Dataset entries >>
------------------------------------------------------------------------

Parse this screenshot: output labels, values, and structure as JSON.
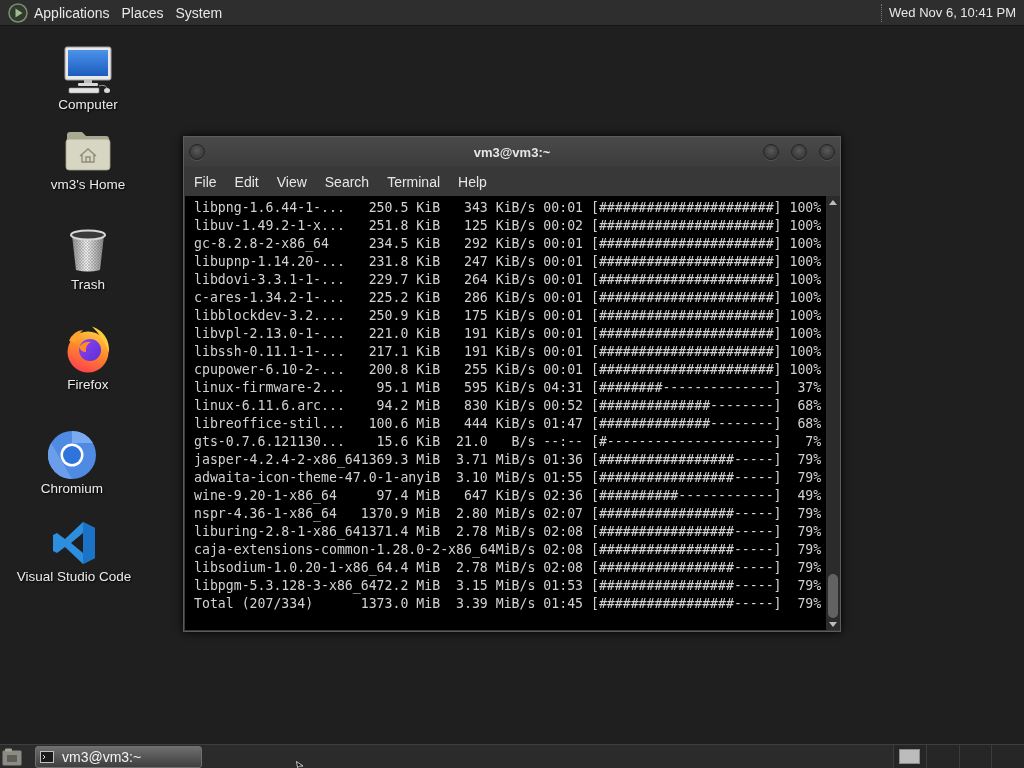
{
  "top_panel": {
    "menus": [
      "Applications",
      "Places",
      "System"
    ],
    "clock": "Wed Nov 6, 10:41 PM"
  },
  "desktop_icons": [
    {
      "label": "Computer"
    },
    {
      "label": "vm3's Home"
    },
    {
      "label": "Trash"
    },
    {
      "label": "Firefox"
    },
    {
      "label": "Chromium"
    },
    {
      "label": "Visual Studio Code"
    }
  ],
  "terminal_window": {
    "title": "vm3@vm3:~",
    "menu": [
      "File",
      "Edit",
      "View",
      "Search",
      "Terminal",
      "Help"
    ],
    "lines": [
      "libpng-1.6.44-1-...   250.5 KiB   343 KiB/s 00:01 [######################] 100%",
      "libuv-1.49.2-1-x...   251.8 KiB   125 KiB/s 00:02 [######################] 100%",
      "gc-8.2.8-2-x86_64     234.5 KiB   292 KiB/s 00:01 [######################] 100%",
      "libupnp-1.14.20-...   231.8 KiB   247 KiB/s 00:01 [######################] 100%",
      "libdovi-3.3.1-1-...   229.7 KiB   264 KiB/s 00:01 [######################] 100%",
      "c-ares-1.34.2-1-...   225.2 KiB   286 KiB/s 00:01 [######################] 100%",
      "libblockdev-3.2....   250.9 KiB   175 KiB/s 00:01 [######################] 100%",
      "libvpl-2.13.0-1-...   221.0 KiB   191 KiB/s 00:01 [######################] 100%",
      "libssh-0.11.1-1-...   217.1 KiB   191 KiB/s 00:01 [######################] 100%",
      "cpupower-6.10-2-...   200.8 KiB   255 KiB/s 00:01 [######################] 100%",
      "linux-firmware-2...    95.1 MiB   595 KiB/s 04:31 [########--------------]  37%",
      "linux-6.11.6.arc...    94.2 MiB   830 KiB/s 00:52 [##############--------]  68%",
      "libreoffice-stil...   100.6 MiB   444 KiB/s 01:47 [##############--------]  68%",
      "gts-0.7.6.121130...    15.6 KiB  21.0   B/s --:-- [#---------------------]   7%",
      "jasper-4.2.4-2-x86_641369.3 MiB  3.71 MiB/s 01:36 [#################-----]  79%",
      "adwaita-icon-theme-47.0-1-anyiB  3.10 MiB/s 01:55 [#################-----]  79%",
      "wine-9.20-1-x86_64     97.4 MiB   647 KiB/s 02:36 [##########------------]  49%",
      "nspr-4.36-1-x86_64   1370.9 MiB  2.80 MiB/s 02:07 [#################-----]  79%",
      "liburing-2.8-1-x86_641371.4 MiB  2.78 MiB/s 02:08 [#################-----]  79%",
      "caja-extensions-common-1.28.0-2-x86_64MiB/s 02:08 [#################-----]  79%",
      "libsodium-1.0.20-1-x86_64.4 MiB  2.78 MiB/s 02:08 [#################-----]  79%",
      "libpgm-5.3.128-3-x86_6472.2 MiB  3.15 MiB/s 01:53 [#################-----]  79%",
      "Total (207/334)      1373.0 MiB  3.39 MiB/s 01:45 [#################-----]  79%"
    ]
  },
  "taskbar": {
    "windows": [
      {
        "title": "vm3@vm3:~",
        "selected": true
      }
    ]
  }
}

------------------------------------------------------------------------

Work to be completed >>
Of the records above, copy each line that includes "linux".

Your response >>
      "linux-firmware-2...    95.1 MiB   595 KiB/s 04:31 [########--------------]  37%",
      "linux-6.11.6.arc...    94.2 MiB   830 KiB/s 00:52 [##############--------]  68%",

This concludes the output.